● Extracted information:
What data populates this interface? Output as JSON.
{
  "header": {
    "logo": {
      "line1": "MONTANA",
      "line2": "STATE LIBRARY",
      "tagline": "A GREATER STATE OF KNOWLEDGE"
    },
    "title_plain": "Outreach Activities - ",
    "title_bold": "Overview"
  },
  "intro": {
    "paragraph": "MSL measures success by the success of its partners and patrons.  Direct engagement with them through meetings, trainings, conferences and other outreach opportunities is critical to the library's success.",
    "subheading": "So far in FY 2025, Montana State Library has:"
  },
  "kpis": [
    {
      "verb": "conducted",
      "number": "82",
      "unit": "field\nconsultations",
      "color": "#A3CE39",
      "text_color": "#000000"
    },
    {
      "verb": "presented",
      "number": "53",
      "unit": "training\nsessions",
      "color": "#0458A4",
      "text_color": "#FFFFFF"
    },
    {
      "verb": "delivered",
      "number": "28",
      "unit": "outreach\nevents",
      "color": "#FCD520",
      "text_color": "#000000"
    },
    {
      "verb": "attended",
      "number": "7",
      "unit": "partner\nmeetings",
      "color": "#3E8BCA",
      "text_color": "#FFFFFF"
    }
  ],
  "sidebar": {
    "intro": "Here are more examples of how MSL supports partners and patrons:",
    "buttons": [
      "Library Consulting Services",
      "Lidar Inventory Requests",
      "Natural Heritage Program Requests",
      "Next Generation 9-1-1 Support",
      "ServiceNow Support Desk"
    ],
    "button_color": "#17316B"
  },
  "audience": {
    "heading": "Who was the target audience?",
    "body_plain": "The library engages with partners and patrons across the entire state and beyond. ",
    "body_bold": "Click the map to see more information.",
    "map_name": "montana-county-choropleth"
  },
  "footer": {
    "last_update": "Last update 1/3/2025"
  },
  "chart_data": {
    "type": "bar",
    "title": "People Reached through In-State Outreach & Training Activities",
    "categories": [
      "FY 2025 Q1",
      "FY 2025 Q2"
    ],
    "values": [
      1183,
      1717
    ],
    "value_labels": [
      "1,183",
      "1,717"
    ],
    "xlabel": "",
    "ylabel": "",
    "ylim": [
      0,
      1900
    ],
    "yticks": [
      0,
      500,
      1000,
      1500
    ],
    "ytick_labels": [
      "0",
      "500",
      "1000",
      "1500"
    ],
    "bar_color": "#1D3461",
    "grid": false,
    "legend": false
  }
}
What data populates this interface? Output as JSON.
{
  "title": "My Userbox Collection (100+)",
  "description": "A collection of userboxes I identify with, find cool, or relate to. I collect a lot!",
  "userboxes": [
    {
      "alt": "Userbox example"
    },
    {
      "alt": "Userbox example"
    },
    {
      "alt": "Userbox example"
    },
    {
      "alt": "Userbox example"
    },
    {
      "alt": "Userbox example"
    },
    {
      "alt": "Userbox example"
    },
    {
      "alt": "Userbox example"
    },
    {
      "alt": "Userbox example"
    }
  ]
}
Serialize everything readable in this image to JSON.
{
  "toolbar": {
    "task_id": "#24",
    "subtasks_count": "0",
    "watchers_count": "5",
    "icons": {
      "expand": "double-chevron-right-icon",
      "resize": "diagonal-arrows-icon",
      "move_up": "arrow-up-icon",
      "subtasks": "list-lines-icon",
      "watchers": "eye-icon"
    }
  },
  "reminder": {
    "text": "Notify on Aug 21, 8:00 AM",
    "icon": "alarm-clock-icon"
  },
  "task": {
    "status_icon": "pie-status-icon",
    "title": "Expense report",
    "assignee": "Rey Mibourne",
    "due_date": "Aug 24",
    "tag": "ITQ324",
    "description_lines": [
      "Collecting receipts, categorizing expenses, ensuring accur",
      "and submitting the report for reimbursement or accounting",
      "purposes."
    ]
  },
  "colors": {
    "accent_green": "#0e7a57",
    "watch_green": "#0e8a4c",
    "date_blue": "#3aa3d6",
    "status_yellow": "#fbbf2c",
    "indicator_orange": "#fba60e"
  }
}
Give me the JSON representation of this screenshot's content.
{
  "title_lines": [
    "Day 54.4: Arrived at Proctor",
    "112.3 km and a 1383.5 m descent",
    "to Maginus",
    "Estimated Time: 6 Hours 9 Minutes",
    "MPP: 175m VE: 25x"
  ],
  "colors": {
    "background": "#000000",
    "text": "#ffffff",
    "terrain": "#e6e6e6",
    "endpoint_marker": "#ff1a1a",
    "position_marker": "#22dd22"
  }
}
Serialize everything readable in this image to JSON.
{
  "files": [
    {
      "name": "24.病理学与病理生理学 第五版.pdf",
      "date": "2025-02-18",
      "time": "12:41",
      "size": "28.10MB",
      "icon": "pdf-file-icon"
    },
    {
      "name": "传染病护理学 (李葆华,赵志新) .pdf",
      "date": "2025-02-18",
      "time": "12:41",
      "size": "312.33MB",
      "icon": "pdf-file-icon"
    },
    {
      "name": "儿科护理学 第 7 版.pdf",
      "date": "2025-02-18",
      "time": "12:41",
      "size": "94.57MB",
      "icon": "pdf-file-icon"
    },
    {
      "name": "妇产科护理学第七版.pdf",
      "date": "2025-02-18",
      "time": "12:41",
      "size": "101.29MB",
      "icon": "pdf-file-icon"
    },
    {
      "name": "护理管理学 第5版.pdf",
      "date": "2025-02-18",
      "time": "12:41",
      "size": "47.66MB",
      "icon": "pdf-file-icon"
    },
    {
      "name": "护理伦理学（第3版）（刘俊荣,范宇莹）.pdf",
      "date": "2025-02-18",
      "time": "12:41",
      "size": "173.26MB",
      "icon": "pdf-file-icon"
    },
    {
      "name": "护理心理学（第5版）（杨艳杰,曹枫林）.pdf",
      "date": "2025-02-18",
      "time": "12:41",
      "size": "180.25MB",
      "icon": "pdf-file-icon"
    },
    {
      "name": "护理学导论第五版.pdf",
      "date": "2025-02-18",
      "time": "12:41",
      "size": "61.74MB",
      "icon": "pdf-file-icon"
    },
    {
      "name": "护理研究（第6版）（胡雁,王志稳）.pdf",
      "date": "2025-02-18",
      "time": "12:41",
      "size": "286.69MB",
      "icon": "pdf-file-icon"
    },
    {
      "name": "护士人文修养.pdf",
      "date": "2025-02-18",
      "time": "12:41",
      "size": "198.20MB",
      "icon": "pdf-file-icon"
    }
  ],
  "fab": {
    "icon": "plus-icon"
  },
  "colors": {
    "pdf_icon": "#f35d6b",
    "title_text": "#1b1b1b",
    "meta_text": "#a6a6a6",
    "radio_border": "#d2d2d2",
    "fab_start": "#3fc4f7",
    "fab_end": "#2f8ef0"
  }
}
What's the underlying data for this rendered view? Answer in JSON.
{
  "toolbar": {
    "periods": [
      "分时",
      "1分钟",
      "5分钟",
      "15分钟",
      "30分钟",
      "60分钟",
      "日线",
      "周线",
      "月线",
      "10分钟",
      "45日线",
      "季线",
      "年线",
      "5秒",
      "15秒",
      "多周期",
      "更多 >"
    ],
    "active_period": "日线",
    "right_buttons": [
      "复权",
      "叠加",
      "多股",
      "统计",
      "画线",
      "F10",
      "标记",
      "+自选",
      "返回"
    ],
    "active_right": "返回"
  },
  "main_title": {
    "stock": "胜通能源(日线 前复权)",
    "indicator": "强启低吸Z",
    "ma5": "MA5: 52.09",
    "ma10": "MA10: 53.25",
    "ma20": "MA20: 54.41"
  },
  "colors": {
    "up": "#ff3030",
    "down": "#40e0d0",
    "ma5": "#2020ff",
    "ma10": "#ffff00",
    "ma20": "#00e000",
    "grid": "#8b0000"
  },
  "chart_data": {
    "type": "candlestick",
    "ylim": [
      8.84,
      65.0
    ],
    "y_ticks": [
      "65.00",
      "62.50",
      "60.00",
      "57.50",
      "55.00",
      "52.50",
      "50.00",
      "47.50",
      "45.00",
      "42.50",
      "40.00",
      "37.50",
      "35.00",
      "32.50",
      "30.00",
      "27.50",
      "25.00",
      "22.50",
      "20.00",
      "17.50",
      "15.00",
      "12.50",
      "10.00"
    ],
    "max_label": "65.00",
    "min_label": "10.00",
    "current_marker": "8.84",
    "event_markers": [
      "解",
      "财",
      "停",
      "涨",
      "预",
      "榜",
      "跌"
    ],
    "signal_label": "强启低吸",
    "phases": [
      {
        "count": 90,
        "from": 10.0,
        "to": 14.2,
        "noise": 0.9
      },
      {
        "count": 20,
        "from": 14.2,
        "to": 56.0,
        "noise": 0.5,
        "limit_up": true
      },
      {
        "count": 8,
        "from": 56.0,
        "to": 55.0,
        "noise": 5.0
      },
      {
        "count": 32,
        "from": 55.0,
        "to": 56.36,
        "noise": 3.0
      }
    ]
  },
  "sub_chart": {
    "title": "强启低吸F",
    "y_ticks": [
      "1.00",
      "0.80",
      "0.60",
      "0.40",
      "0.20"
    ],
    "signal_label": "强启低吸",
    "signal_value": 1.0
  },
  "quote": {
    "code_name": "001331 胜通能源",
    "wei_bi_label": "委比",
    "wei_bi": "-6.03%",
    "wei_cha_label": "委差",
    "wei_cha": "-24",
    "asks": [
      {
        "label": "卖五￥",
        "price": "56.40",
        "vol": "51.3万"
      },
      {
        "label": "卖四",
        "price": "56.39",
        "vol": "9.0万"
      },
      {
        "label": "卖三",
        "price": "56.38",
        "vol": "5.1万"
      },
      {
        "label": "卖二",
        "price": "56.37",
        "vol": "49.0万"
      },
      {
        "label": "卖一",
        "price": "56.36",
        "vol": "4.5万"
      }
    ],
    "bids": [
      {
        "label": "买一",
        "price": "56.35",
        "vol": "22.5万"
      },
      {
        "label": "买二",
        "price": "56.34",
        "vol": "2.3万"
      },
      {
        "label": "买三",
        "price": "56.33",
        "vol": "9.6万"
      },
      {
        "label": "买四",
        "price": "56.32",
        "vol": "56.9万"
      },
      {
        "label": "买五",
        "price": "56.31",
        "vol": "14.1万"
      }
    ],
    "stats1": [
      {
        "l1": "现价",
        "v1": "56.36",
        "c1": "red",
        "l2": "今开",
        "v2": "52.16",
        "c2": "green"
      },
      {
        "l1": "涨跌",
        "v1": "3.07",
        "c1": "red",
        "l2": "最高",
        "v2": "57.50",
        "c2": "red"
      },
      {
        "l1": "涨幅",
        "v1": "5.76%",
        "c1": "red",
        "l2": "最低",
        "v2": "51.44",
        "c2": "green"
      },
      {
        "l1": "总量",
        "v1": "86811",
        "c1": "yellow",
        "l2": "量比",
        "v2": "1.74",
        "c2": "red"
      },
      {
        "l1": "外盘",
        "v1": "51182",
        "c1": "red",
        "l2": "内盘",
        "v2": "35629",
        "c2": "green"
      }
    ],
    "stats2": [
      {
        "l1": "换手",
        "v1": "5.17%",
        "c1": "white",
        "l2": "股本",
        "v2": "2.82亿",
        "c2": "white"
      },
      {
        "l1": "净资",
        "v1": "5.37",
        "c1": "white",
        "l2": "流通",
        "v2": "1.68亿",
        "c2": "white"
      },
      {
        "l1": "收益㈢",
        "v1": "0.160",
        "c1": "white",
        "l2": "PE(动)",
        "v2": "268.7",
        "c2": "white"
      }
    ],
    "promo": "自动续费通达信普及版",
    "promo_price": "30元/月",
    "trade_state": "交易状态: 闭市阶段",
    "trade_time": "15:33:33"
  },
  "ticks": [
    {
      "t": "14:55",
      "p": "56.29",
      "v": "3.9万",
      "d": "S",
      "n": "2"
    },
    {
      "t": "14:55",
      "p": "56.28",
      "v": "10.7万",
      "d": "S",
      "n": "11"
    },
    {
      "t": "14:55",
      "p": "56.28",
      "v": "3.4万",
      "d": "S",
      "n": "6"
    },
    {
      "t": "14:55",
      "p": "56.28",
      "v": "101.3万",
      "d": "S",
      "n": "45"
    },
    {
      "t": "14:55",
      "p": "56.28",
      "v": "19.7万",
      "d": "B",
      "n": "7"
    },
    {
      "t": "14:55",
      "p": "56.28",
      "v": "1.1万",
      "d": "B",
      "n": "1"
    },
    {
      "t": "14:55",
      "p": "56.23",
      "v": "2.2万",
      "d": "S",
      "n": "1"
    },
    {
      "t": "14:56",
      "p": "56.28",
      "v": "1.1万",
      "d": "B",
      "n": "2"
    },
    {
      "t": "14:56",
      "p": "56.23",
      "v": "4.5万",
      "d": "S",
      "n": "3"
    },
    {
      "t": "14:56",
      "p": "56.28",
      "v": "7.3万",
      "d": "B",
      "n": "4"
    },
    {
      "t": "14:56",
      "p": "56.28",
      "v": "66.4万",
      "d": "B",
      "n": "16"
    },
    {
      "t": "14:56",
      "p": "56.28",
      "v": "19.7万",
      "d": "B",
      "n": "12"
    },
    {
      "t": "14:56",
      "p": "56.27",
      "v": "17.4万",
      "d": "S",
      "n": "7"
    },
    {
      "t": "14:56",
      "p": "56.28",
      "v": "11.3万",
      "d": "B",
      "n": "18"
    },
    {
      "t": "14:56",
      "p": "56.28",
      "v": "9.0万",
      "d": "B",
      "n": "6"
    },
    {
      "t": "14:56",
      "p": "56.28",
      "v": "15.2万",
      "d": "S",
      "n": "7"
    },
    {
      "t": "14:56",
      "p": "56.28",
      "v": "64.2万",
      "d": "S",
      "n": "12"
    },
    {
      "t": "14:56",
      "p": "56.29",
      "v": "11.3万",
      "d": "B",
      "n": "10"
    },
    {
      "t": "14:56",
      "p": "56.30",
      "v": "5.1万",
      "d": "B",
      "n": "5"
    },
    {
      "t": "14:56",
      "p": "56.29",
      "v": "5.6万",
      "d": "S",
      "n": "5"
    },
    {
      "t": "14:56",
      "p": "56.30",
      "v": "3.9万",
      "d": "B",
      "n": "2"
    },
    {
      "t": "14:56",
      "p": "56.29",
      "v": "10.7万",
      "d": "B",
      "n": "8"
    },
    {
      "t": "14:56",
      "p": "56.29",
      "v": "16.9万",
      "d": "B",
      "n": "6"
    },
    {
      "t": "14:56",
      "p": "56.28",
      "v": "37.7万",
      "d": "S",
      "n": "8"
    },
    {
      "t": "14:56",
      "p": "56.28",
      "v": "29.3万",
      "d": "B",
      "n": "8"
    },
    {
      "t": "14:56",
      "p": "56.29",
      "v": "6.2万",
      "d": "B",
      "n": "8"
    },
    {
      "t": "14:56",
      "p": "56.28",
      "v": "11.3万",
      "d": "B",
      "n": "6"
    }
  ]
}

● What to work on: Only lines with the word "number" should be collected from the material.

● Expected answer:
      "number": "82",
      "number": "53",
      "number": "28",
      "number": "7",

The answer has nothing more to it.